** Opening INPUT RECORDS block **

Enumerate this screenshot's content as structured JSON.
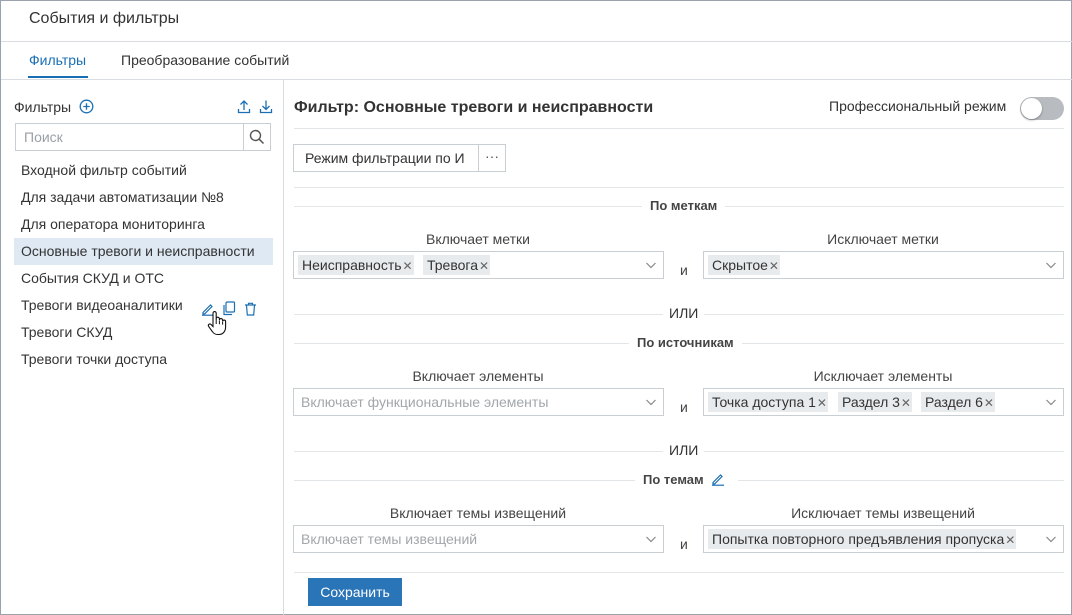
{
  "window": {
    "title": "События и фильтры"
  },
  "tabs": [
    {
      "label": "Фильтры",
      "active": true
    },
    {
      "label": "Преобразование событий",
      "active": false
    }
  ],
  "sidebar": {
    "heading": "Фильтры",
    "search_placeholder": "Поиск",
    "items": [
      {
        "label": "Входной фильтр событий"
      },
      {
        "label": "Для задачи автоматизации №8"
      },
      {
        "label": "Для оператора мониторинга"
      },
      {
        "label": "Основные тревоги и неисправности",
        "selected": true
      },
      {
        "label": "События СКУД и ОТС"
      },
      {
        "label": "Тревоги видеоаналитики",
        "hovered": true
      },
      {
        "label": "Тревоги СКУД"
      },
      {
        "label": "Тревоги точки доступа"
      }
    ]
  },
  "main": {
    "title": "Фильтр: Основные тревоги и неисправности",
    "pro_mode_label": "Профессиональный режим",
    "pro_mode_on": false,
    "mode_button": "Режим фильтрации по И",
    "more_button": "···",
    "or_label": "ИЛИ",
    "and_label": "и",
    "save_button": "Сохранить",
    "sections": {
      "tags": {
        "title": "По меткам",
        "include_label": "Включает метки",
        "include_chips": [
          "Неисправность",
          "Тревога"
        ],
        "exclude_label": "Исключает метки",
        "exclude_chips": [
          "Скрытое"
        ]
      },
      "sources": {
        "title": "По источникам",
        "include_label": "Включает элементы",
        "include_placeholder": "Включает функциональные элементы",
        "exclude_label": "Исключает элементы",
        "exclude_chips": [
          "Точка доступа 1",
          "Раздел 3",
          "Раздел 6"
        ]
      },
      "topics": {
        "title": "По темам",
        "include_label": "Включает темы извещений",
        "include_placeholder": "Включает темы извещений",
        "exclude_label": "Исключает темы извещений",
        "exclude_chips": [
          "Попытка повторного предъявления пропуска"
        ]
      }
    }
  },
  "colors": {
    "accent": "#1a6fb4",
    "selected_row": "#dfe9f3",
    "save_button": "#2a74b8",
    "chip_bg": "#e8ebee",
    "toggle_off": "#b8bcc0"
  },
  "icons": {
    "add": "plus-circle-icon",
    "export": "upload-icon",
    "import": "download-icon",
    "search": "search-icon",
    "edit": "pencil-icon",
    "copy": "copy-icon",
    "delete": "trash-icon",
    "dropdown": "chevron-down-icon",
    "cursor": "hand-cursor-icon"
  }
}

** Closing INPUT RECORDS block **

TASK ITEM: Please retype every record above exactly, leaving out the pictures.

OUTPUT BELOW:
Enumerate this screenshot's content as structured JSON.
{
  "window": {
    "title": "События и фильтры"
  },
  "tabs": [
    {
      "label": "Фильтры",
      "active": true
    },
    {
      "label": "Преобразование событий",
      "active": false
    }
  ],
  "sidebar": {
    "heading": "Фильтры",
    "search_placeholder": "Поиск",
    "items": [
      {
        "label": "Входной фильтр событий"
      },
      {
        "label": "Для задачи автоматизации №8"
      },
      {
        "label": "Для оператора мониторинга"
      },
      {
        "label": "Основные тревоги и неисправности",
        "selected": true
      },
      {
        "label": "События СКУД и ОТС"
      },
      {
        "label": "Тревоги видеоаналитики",
        "hovered": true
      },
      {
        "label": "Тревоги СКУД"
      },
      {
        "label": "Тревоги точки доступа"
      }
    ]
  },
  "main": {
    "title": "Фильтр: Основные тревоги и неисправности",
    "pro_mode_label": "Профессиональный режим",
    "pro_mode_on": false,
    "mode_button": "Режим фильтрации по И",
    "more_button": "···",
    "or_label": "ИЛИ",
    "and_label": "и",
    "save_button": "Сохранить",
    "sections": {
      "tags": {
        "title": "По меткам",
        "include_label": "Включает метки",
        "include_chips": [
          "Неисправность",
          "Тревога"
        ],
        "exclude_label": "Исключает метки",
        "exclude_chips": [
          "Скрытое"
        ]
      },
      "sources": {
        "title": "По источникам",
        "include_label": "Включает элементы",
        "include_placeholder": "Включает функциональные элементы",
        "exclude_label": "Исключает элементы",
        "exclude_chips": [
          "Точка доступа 1",
          "Раздел 3",
          "Раздел 6"
        ]
      },
      "topics": {
        "title": "По темам",
        "include_label": "Включает темы извещений",
        "include_placeholder": "Включает темы извещений",
        "exclude_label": "Исключает темы извещений",
        "exclude_chips": [
          "Попытка повторного предъявления пропуска"
        ]
      }
    }
  },
  "colors": {
    "accent": "#1a6fb4",
    "selected_row": "#dfe9f3",
    "save_button": "#2a74b8",
    "chip_bg": "#e8ebee",
    "toggle_off": "#b8bcc0"
  },
  "icons": {
    "add": "plus-circle-icon",
    "export": "upload-icon",
    "import": "download-icon",
    "search": "search-icon",
    "edit": "pencil-icon",
    "copy": "copy-icon",
    "delete": "trash-icon",
    "dropdown": "chevron-down-icon",
    "cursor": "hand-cursor-icon"
  }
}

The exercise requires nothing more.